1.To leave 'baggage ' at the door of the dojo.That is to say dont bring you everyday problems onto the mat.We are training in Aikido not attending therapy sessions.
Indeed. It's a learned skill to set aside problems that you can't currently address, and to pick them up again when you can address them. Aikido doesn't particularly help with developing this skill, but it seems like many people only become aware of just how much baggage they're carrying around when they take up a practice like aikido that demands a here-and-now focus. As such, aikido training may promote an awareness that there is a problem to be solved -- it won't solve the problem, but perhaps it'll motivate you to seek out one of the many ways that the problem can be solved.

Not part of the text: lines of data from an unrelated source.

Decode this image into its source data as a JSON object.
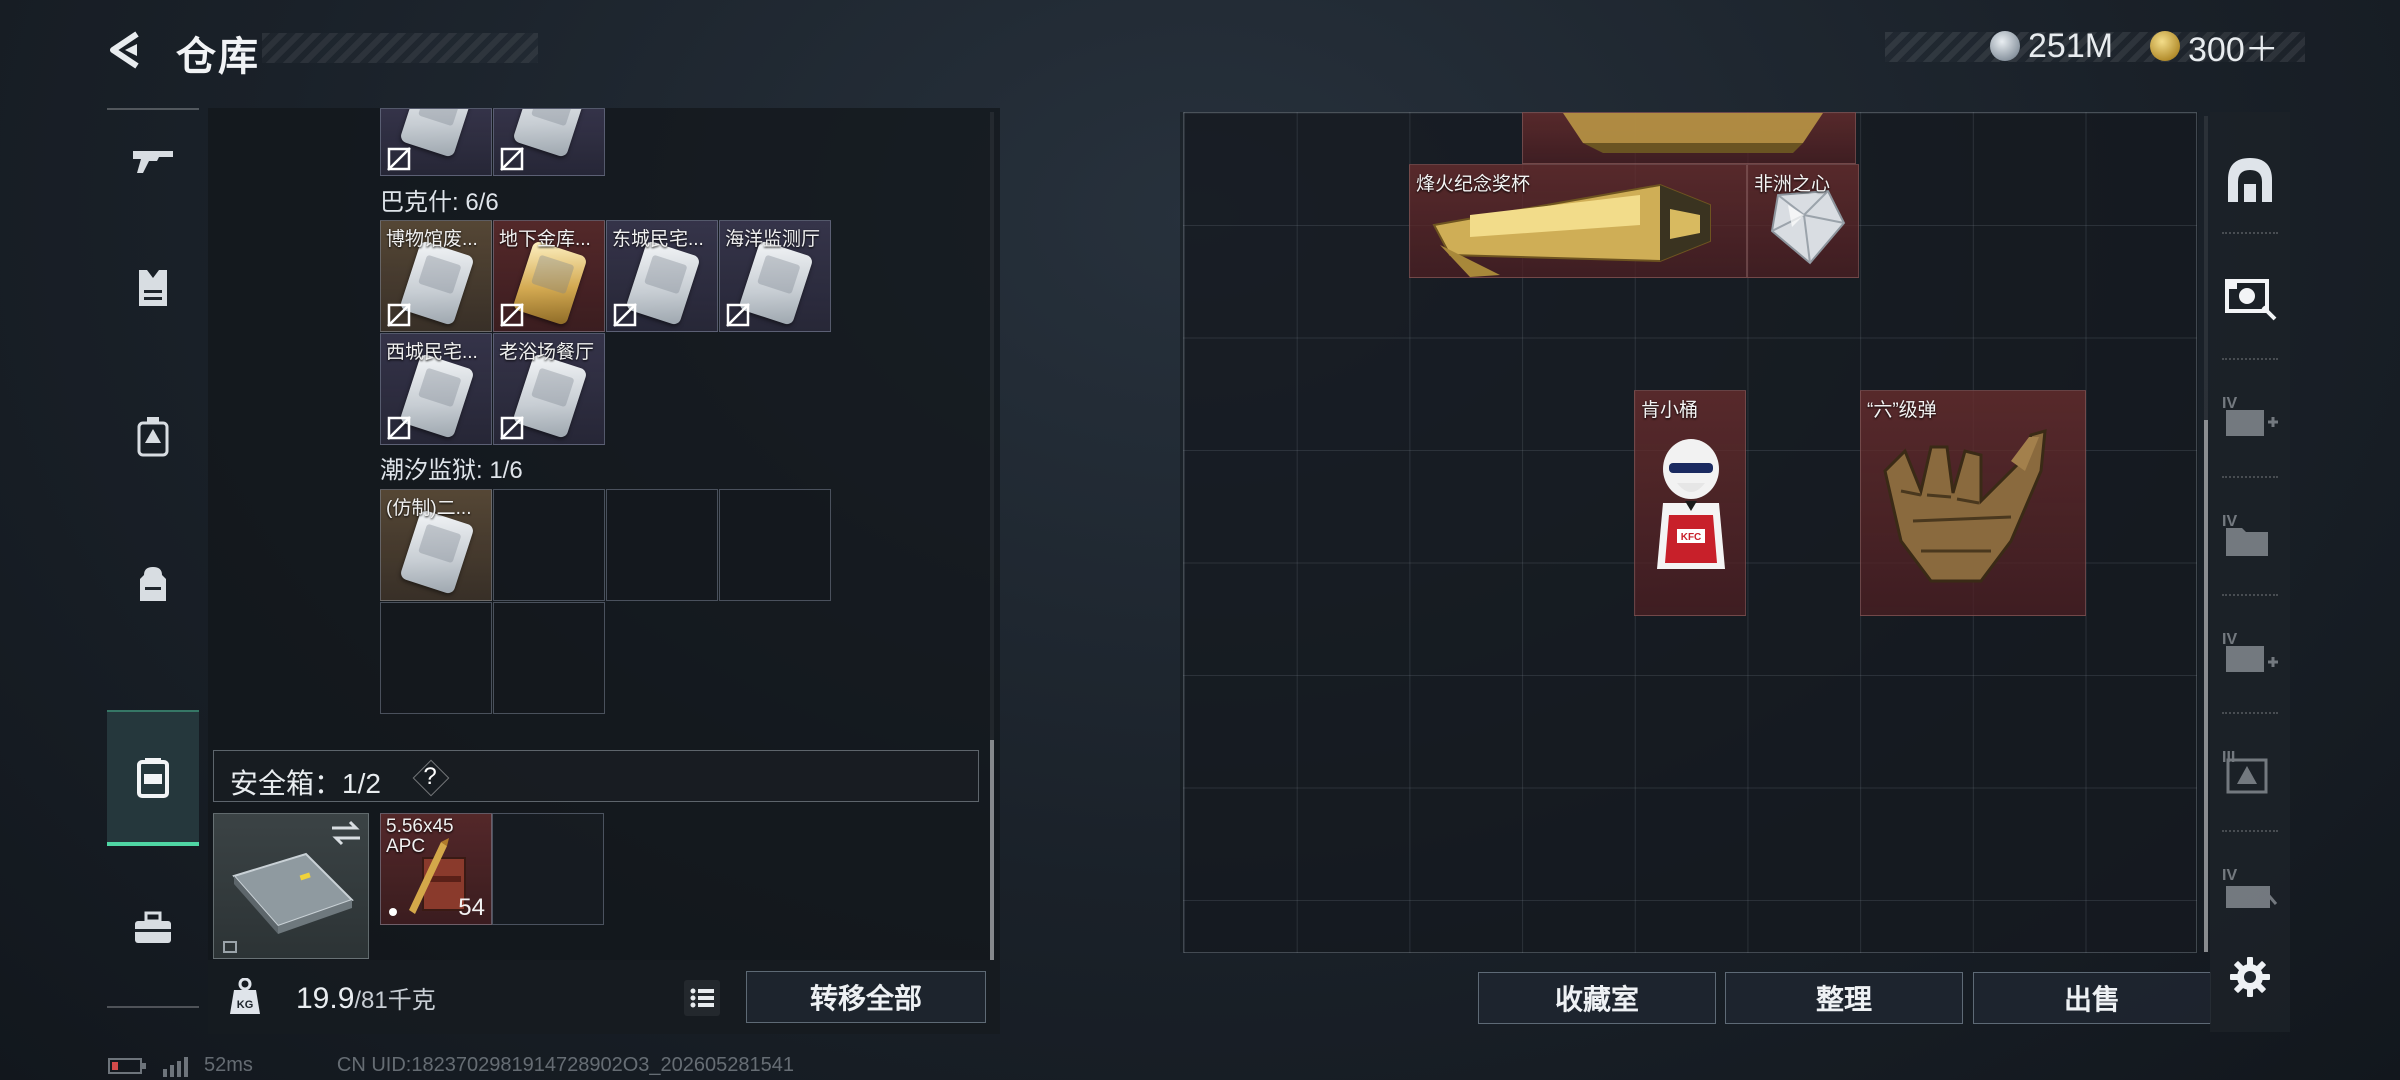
{
  "header": {
    "title": "仓库",
    "currency_silver": "251M",
    "currency_gold": "300＋"
  },
  "nav": {
    "items": [
      "weapon-icon",
      "armor-vest-icon",
      "backpack-rig-icon",
      "backpack-icon",
      "safe-box-icon",
      "toolbox-icon"
    ],
    "active": "safe-box-icon"
  },
  "left_panel": {
    "top_partial_items": [
      "",
      ""
    ],
    "groups": [
      {
        "label": "巴克什: 6/6",
        "items": [
          "博物馆废...",
          "地下金库...",
          "东城民宅...",
          "海洋监测厅",
          "西城民宅...",
          "老浴场餐厅"
        ]
      },
      {
        "label": "潮汐监狱: 1/6",
        "items": [
          "(仿制)二..."
        ]
      }
    ],
    "safe_box": {
      "label": "安全箱：1/2",
      "help": "?",
      "ammo": {
        "name_line1": "5.56x45",
        "name_line2": "APC",
        "count": "54"
      }
    },
    "weight": {
      "current": "19.9",
      "capacity": "/81千克"
    },
    "transfer_all": "转移全部"
  },
  "storage": {
    "items": [
      {
        "name": "",
        "type": "partial-top"
      },
      {
        "name": "烽火纪念奖杯",
        "type": "trophy"
      },
      {
        "name": "非洲之心",
        "type": "gem"
      },
      {
        "name": "肯小桶",
        "type": "figure"
      },
      {
        "name": "“六”级弹",
        "type": "hand-sculpture"
      }
    ]
  },
  "actions": {
    "collection": "收藏室",
    "sort": "整理",
    "sell": "出售"
  },
  "right_toolbar": [
    "dome-icon",
    "fund-tag-icon",
    "add-storage-iv-icon",
    "storage-iv-folder-icon",
    "add-storage-iv-2-icon",
    "storage-iii-icon",
    "storage-iv-locked-icon",
    "settings-gear-icon"
  ],
  "status": {
    "ping": "52ms",
    "uid": "CN UID:1823702981914728902O3_202605281541"
  },
  "colors": {
    "accent_green": "#4fd6a4",
    "red_rarity": "#6b2d2e",
    "gold_rarity": "#785f41",
    "purple_rarity": "#46415f"
  }
}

Of course, it's also important to understand what "setting aside problems" means. It doesn't mean that they become unimportant, although if you can set them aside for a time and clear your head, you may decide that they're not quite as big a deal as you had thought. It doesn't cause them to be magically fixed, although again, if you can get the clarity of mind from setting them aside, you may find that more solutions occur to you. All it really means is that you acknowledge that you're not going to solve them now, so you're putting them on hold for a time.
Pema Chodron has a great deal of wisdom to share on the subject of dealing with life's pains and irritations and maintaining one's equilibrium (which, it turns out, really isn't
a matter of maintaining one's equilibrium, but that's the subject of a much longer discussion). Here's
an excerpt from one of her talks which is funny as hell and also really to the point, about controlling how things aggravate you.
"I am going to get rid of anything, including mosquitos, that bothers me anywhere in the world, and then I will be a very happy, content person."